Top of Data for this exercise

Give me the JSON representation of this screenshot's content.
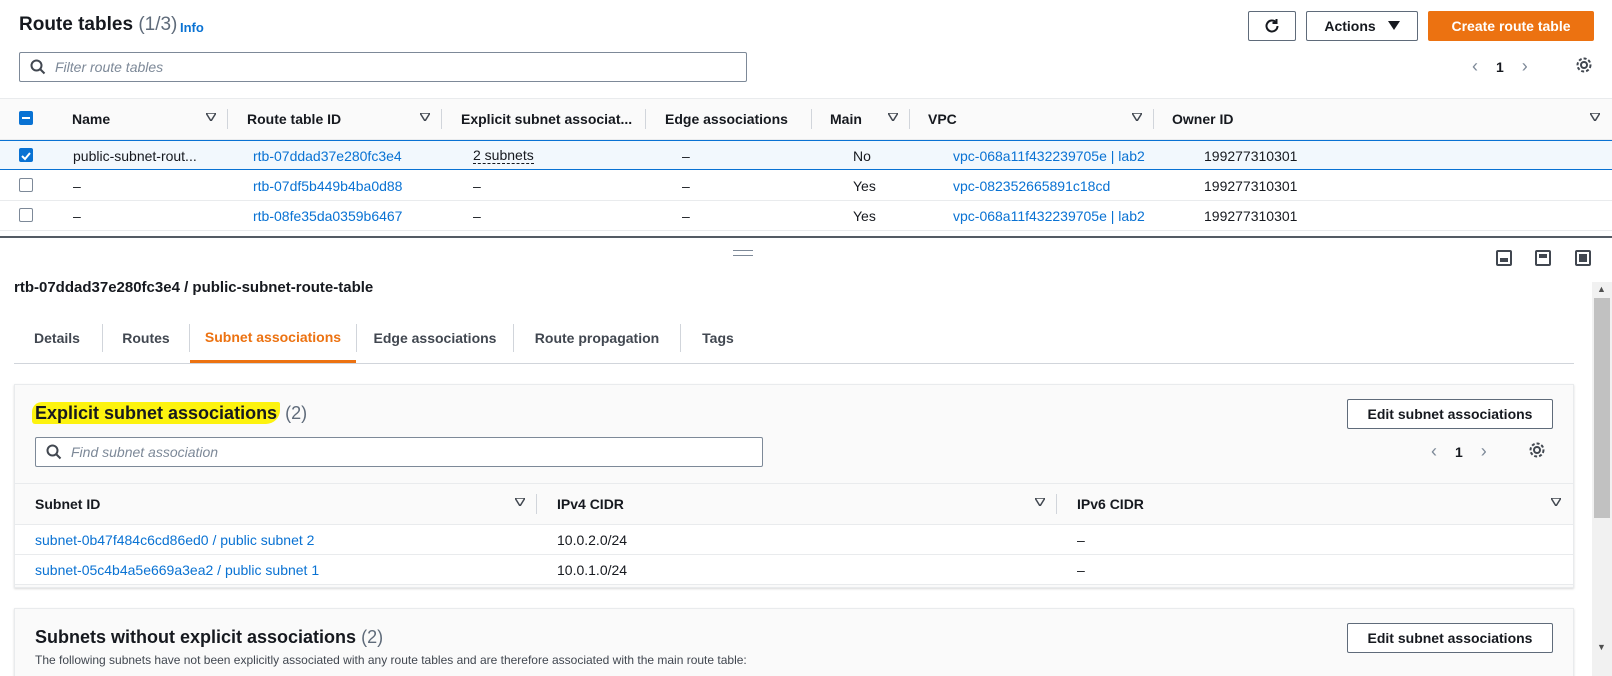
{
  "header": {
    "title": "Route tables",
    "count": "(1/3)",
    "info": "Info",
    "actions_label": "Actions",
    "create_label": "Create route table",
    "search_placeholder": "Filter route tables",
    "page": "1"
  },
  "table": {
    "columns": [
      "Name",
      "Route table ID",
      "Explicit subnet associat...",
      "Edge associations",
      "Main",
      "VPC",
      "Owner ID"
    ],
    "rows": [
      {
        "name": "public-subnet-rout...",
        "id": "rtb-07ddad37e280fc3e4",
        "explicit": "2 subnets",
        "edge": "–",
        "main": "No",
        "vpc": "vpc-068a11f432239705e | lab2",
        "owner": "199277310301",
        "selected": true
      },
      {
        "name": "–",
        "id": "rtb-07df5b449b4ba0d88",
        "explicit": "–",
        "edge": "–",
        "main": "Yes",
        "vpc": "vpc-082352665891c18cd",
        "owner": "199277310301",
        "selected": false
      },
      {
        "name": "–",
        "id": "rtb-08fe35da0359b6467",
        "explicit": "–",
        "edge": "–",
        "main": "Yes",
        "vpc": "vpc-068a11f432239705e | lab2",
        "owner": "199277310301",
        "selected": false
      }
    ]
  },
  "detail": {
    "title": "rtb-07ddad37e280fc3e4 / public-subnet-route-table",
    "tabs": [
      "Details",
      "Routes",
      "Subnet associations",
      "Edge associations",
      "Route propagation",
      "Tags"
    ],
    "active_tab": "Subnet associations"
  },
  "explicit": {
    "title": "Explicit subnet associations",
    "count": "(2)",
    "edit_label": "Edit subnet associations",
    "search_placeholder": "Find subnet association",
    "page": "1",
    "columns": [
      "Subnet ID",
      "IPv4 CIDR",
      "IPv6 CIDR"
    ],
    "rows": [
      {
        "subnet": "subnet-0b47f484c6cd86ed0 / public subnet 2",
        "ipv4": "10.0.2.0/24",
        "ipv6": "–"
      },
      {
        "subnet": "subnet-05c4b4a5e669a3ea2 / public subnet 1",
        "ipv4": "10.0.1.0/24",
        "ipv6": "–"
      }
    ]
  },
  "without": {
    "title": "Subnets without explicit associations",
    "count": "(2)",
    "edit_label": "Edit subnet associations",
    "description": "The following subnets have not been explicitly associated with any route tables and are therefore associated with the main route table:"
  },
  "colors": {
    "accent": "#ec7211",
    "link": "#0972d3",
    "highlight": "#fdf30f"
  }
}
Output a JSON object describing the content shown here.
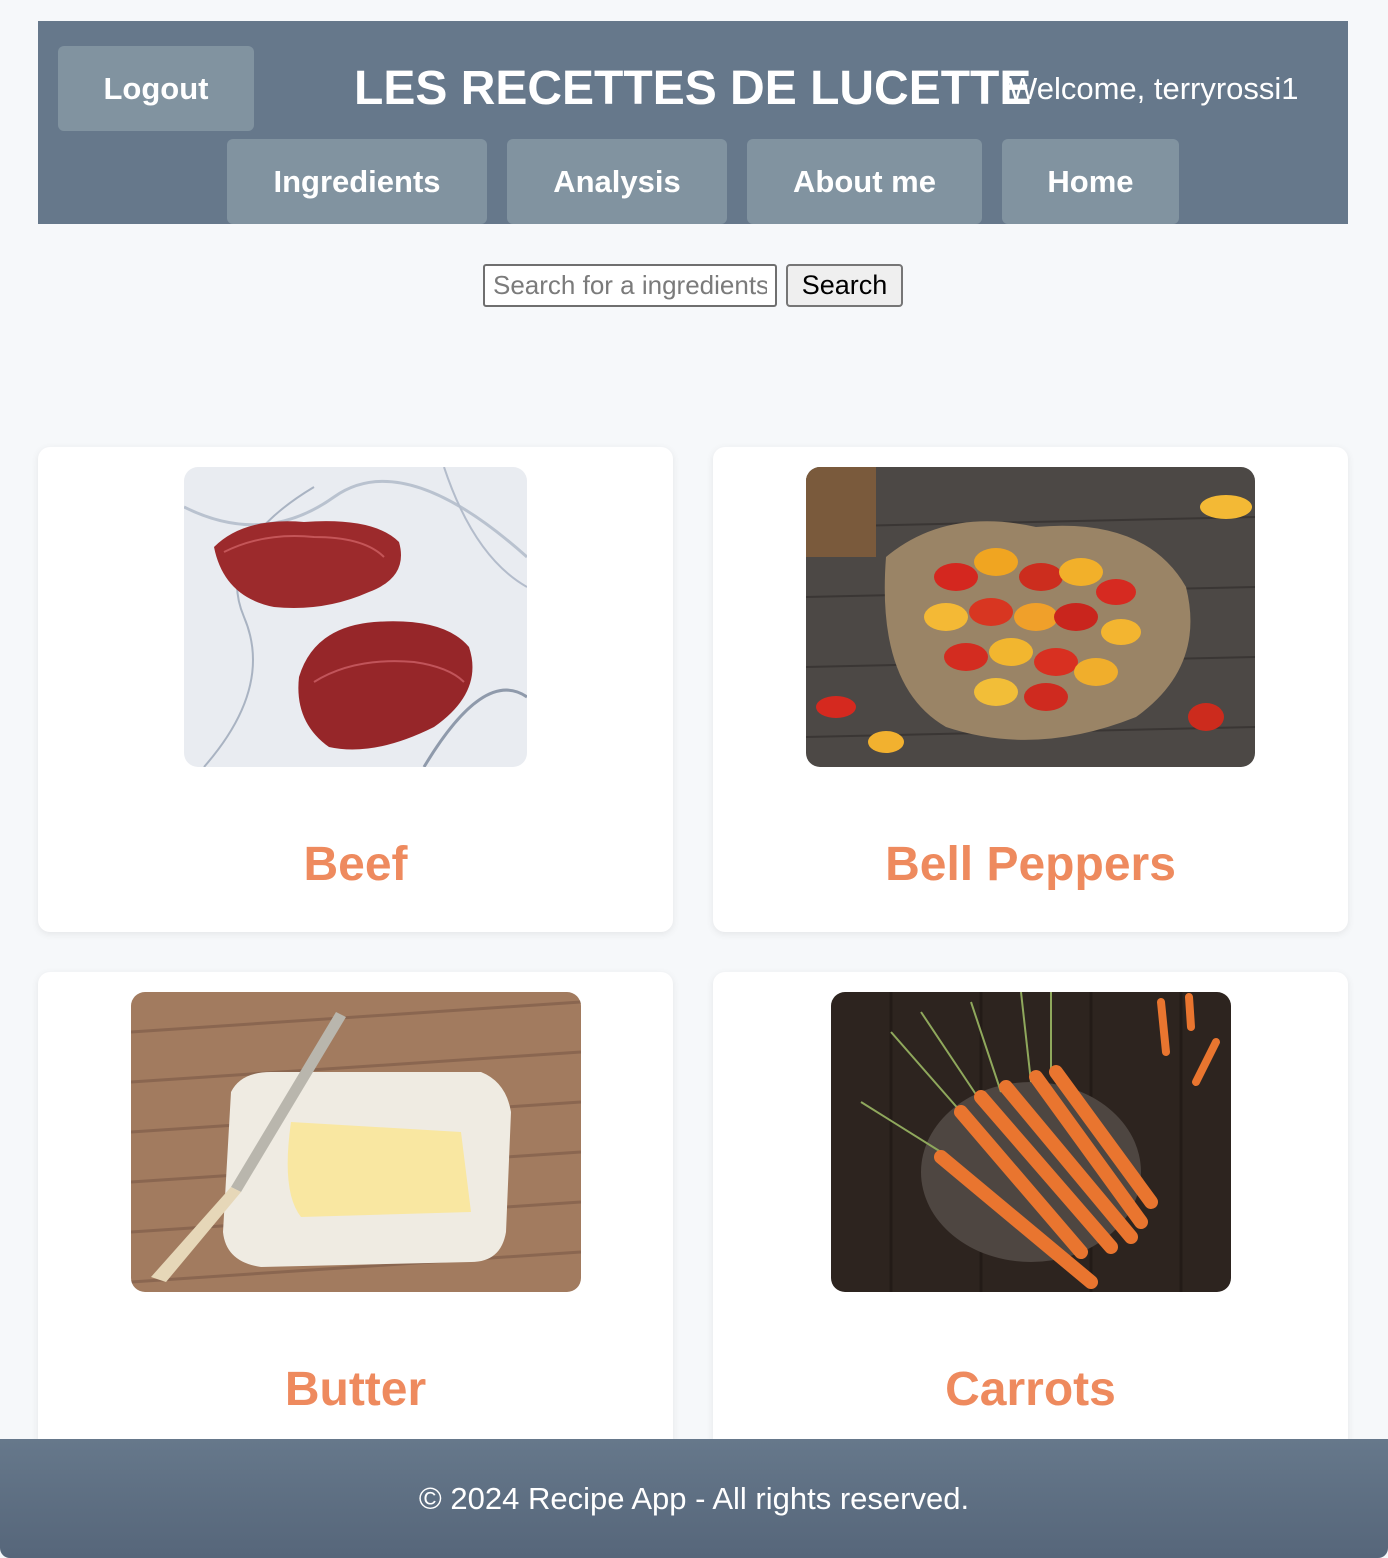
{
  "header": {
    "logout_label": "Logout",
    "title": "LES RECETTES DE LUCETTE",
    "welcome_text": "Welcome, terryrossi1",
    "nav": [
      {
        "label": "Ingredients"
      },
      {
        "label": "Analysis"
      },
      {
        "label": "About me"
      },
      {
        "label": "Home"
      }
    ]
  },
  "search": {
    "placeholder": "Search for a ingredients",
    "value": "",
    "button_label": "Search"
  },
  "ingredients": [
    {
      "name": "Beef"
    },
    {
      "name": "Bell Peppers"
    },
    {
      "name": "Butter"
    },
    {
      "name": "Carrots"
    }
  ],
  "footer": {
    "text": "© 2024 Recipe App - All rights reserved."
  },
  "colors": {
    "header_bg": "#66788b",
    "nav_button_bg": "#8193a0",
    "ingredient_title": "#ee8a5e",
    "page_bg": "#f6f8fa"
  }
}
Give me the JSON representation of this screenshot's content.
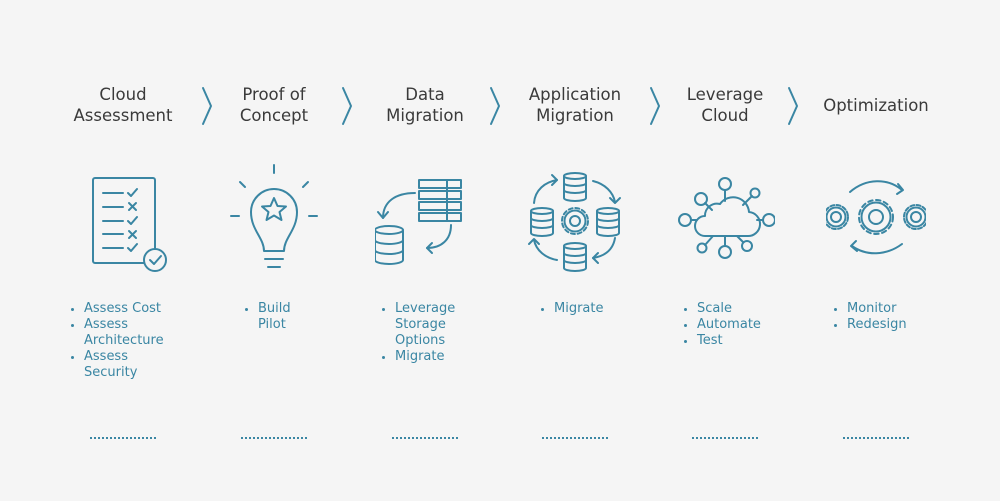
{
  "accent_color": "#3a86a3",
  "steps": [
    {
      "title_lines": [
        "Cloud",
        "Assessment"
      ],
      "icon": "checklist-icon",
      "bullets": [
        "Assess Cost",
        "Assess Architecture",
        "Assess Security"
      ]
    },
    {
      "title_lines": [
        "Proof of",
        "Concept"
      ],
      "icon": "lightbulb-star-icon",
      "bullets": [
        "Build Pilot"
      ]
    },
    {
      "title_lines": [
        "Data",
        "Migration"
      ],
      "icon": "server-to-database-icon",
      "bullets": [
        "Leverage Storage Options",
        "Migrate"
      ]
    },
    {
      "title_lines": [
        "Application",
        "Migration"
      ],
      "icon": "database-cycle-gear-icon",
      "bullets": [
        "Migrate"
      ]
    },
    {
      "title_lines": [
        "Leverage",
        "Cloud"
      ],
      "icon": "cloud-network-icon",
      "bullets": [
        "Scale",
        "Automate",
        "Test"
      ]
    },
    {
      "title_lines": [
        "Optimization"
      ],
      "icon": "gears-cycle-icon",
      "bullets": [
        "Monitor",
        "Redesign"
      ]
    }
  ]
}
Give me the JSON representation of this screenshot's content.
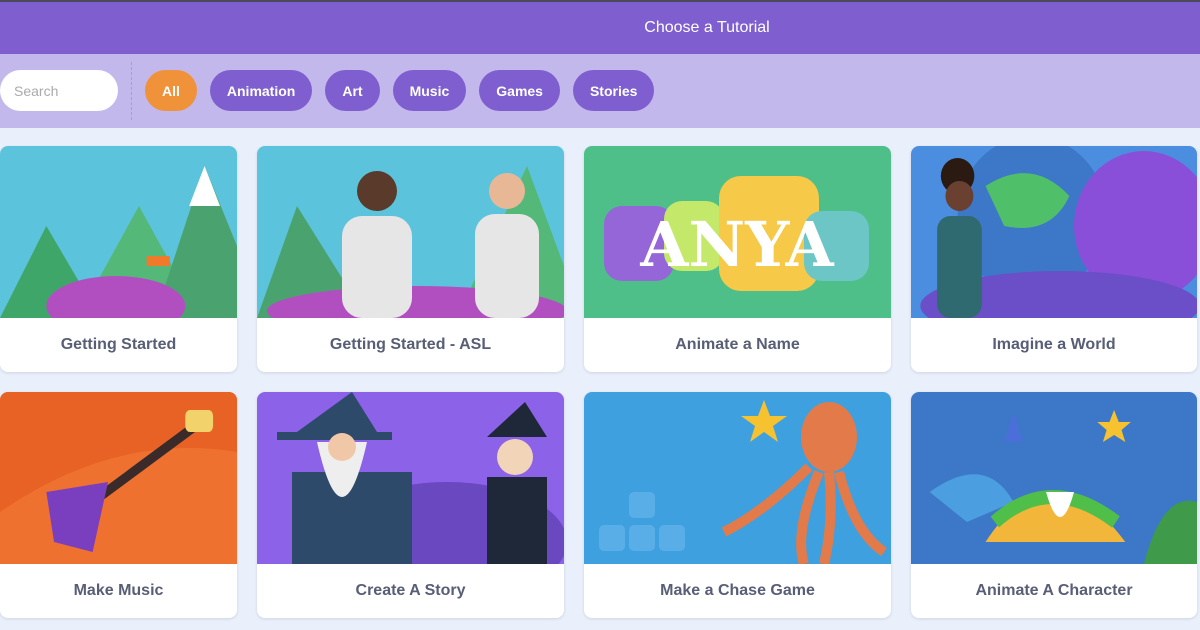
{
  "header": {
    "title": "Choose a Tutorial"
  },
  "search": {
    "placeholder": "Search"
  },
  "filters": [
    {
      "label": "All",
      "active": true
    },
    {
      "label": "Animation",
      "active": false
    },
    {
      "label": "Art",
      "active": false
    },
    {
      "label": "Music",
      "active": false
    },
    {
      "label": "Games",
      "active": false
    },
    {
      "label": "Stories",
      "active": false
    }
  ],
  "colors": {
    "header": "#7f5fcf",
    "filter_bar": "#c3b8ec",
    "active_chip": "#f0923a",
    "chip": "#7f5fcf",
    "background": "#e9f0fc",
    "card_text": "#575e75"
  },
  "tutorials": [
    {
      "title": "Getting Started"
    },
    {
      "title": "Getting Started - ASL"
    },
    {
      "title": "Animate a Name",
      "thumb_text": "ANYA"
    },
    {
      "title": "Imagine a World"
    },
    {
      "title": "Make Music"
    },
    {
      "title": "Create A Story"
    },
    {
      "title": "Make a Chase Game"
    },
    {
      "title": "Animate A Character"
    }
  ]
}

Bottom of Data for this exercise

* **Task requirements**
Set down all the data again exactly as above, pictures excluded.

* **Solved problem**
Give me the JSON representation of this screenshot's content.
{
  "header": {
    "title": "Route tables",
    "count": "(1/3)",
    "info": "Info",
    "actions_label": "Actions",
    "create_label": "Create route table",
    "search_placeholder": "Filter route tables",
    "page": "1"
  },
  "table": {
    "columns": [
      "Name",
      "Route table ID",
      "Explicit subnet associat...",
      "Edge associations",
      "Main",
      "VPC",
      "Owner ID"
    ],
    "rows": [
      {
        "name": "public-subnet-rout...",
        "id": "rtb-07ddad37e280fc3e4",
        "explicit": "2 subnets",
        "edge": "–",
        "main": "No",
        "vpc": "vpc-068a11f432239705e | lab2",
        "owner": "199277310301",
        "selected": true
      },
      {
        "name": "–",
        "id": "rtb-07df5b449b4ba0d88",
        "explicit": "–",
        "edge": "–",
        "main": "Yes",
        "vpc": "vpc-082352665891c18cd",
        "owner": "199277310301",
        "selected": false
      },
      {
        "name": "–",
        "id": "rtb-08fe35da0359b6467",
        "explicit": "–",
        "edge": "–",
        "main": "Yes",
        "vpc": "vpc-068a11f432239705e | lab2",
        "owner": "199277310301",
        "selected": false
      }
    ]
  },
  "detail": {
    "title": "rtb-07ddad37e280fc3e4 / public-subnet-route-table",
    "tabs": [
      "Details",
      "Routes",
      "Subnet associations",
      "Edge associations",
      "Route propagation",
      "Tags"
    ],
    "active_tab": "Subnet associations"
  },
  "explicit": {
    "title": "Explicit subnet associations",
    "count": "(2)",
    "edit_label": "Edit subnet associations",
    "search_placeholder": "Find subnet association",
    "page": "1",
    "columns": [
      "Subnet ID",
      "IPv4 CIDR",
      "IPv6 CIDR"
    ],
    "rows": [
      {
        "subnet": "subnet-0b47f484c6cd86ed0 / public subnet 2",
        "ipv4": "10.0.2.0/24",
        "ipv6": "–"
      },
      {
        "subnet": "subnet-05c4b4a5e669a3ea2 / public subnet 1",
        "ipv4": "10.0.1.0/24",
        "ipv6": "–"
      }
    ]
  },
  "without": {
    "title": "Subnets without explicit associations",
    "count": "(2)",
    "edit_label": "Edit subnet associations",
    "description": "The following subnets have not been explicitly associated with any route tables and are therefore associated with the main route table:"
  },
  "colors": {
    "accent": "#ec7211",
    "link": "#0972d3",
    "highlight": "#fdf30f"
  }
}
Output a JSON object describing the content shown here.
{
  "header": {
    "logout_label": "Logout",
    "title": "LES RECETTES DE LUCETTE",
    "welcome_text": "Welcome, terryrossi1",
    "nav": [
      {
        "label": "Ingredients"
      },
      {
        "label": "Analysis"
      },
      {
        "label": "About me"
      },
      {
        "label": "Home"
      }
    ]
  },
  "search": {
    "placeholder": "Search for a ingredients",
    "value": "",
    "button_label": "Search"
  },
  "ingredients": [
    {
      "name": "Beef"
    },
    {
      "name": "Bell Peppers"
    },
    {
      "name": "Butter"
    },
    {
      "name": "Carrots"
    }
  ],
  "footer": {
    "text": "© 2024 Recipe App - All rights reserved."
  },
  "colors": {
    "header_bg": "#66788b",
    "nav_button_bg": "#8193a0",
    "ingredient_title": "#ee8a5e",
    "page_bg": "#f6f8fa"
  }
}
Give me the JSON representation of this screenshot's content.
{
  "accent_color": "#3a86a3",
  "steps": [
    {
      "title_lines": [
        "Cloud",
        "Assessment"
      ],
      "icon": "checklist-icon",
      "bullets": [
        "Assess Cost",
        "Assess Architecture",
        "Assess Security"
      ]
    },
    {
      "title_lines": [
        "Proof of",
        "Concept"
      ],
      "icon": "lightbulb-star-icon",
      "bullets": [
        "Build Pilot"
      ]
    },
    {
      "title_lines": [
        "Data",
        "Migration"
      ],
      "icon": "server-to-database-icon",
      "bullets": [
        "Leverage Storage Options",
        "Migrate"
      ]
    },
    {
      "title_lines": [
        "Application",
        "Migration"
      ],
      "icon": "database-cycle-gear-icon",
      "bullets": [
        "Migrate"
      ]
    },
    {
      "title_lines": [
        "Leverage",
        "Cloud"
      ],
      "icon": "cloud-network-icon",
      "bullets": [
        "Scale",
        "Automate",
        "Test"
      ]
    },
    {
      "title_lines": [
        "Optimization"
      ],
      "icon": "gears-cycle-icon",
      "bullets": [
        "Monitor",
        "Redesign"
      ]
    }
  ]
}
Give me the JSON representation of this screenshot's content.
{
  "header": {
    "title": "Choose a Tutorial"
  },
  "search": {
    "placeholder": "Search"
  },
  "filters": [
    {
      "label": "All",
      "active": true
    },
    {
      "label": "Animation",
      "active": false
    },
    {
      "label": "Art",
      "active": false
    },
    {
      "label": "Music",
      "active": false
    },
    {
      "label": "Games",
      "active": false
    },
    {
      "label": "Stories",
      "active": false
    }
  ],
  "colors": {
    "header": "#7f5fcf",
    "filter_bar": "#c3b8ec",
    "active_chip": "#f0923a",
    "chip": "#7f5fcf",
    "background": "#e9f0fc",
    "card_text": "#575e75"
  },
  "tutorials": [
    {
      "title": "Getting Started"
    },
    {
      "title": "Getting Started - ASL"
    },
    {
      "title": "Animate a Name",
      "thumb_text": "ANYA"
    },
    {
      "title": "Imagine a World"
    },
    {
      "title": "Make Music"
    },
    {
      "title": "Create A Story"
    },
    {
      "title": "Make a Chase Game"
    },
    {
      "title": "Animate A Character"
    }
  ]
}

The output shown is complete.